=== WHAT YOU WILL DO ===
Bring together every line in the data that includes "admin".

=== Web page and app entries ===
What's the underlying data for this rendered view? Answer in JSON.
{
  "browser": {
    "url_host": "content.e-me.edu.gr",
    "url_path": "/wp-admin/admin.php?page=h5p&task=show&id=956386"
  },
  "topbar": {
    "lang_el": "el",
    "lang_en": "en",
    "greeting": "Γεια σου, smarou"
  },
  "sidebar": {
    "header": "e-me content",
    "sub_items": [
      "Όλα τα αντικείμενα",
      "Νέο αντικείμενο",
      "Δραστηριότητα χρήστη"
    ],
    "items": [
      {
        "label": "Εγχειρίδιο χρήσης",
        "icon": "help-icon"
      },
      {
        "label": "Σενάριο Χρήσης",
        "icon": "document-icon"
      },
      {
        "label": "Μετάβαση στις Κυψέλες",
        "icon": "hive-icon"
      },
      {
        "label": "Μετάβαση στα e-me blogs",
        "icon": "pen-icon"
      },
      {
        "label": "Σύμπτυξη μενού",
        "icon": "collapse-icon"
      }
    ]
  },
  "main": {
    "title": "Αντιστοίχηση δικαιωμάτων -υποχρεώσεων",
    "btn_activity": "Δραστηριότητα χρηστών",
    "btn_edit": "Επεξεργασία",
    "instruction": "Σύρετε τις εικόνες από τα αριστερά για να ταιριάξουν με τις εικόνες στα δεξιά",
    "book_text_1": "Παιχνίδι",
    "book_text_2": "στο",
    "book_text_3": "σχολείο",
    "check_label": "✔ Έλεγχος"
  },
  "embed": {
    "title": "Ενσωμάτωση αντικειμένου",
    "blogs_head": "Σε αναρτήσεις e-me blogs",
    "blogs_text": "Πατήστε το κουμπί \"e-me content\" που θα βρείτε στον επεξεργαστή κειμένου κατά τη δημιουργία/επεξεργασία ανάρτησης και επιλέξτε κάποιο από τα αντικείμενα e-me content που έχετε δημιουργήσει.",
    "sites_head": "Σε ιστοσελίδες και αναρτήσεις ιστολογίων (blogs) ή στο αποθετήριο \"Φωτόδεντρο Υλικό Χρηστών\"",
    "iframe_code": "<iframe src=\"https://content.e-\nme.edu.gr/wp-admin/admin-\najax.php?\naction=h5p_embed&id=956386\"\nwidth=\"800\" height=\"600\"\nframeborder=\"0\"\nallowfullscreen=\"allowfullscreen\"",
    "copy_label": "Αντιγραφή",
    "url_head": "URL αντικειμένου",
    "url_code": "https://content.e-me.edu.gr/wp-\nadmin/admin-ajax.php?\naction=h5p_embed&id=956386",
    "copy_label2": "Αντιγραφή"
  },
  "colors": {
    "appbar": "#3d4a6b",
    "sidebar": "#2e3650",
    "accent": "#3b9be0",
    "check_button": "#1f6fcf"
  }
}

=== SOLUTION TO THIS PROBLEM ===
    "url_path": "/wp-admin/admin.php?page=h5p&task=show&id=956386"
    "iframe_code": "<iframe src=\"https://content.e-\nme.edu.gr/wp-admin/admin-\najax.php?\naction=h5p_embed&id=956386\"\nwidth=\"800\" height=\"600\"\nframeborder=\"0\"\nallowfullscreen=\"allowfullscreen\"",
    "url_code": "https://content.e-me.edu.gr/wp-\nadmin/admin-ajax.php?\naction=h5p_embed&id=956386",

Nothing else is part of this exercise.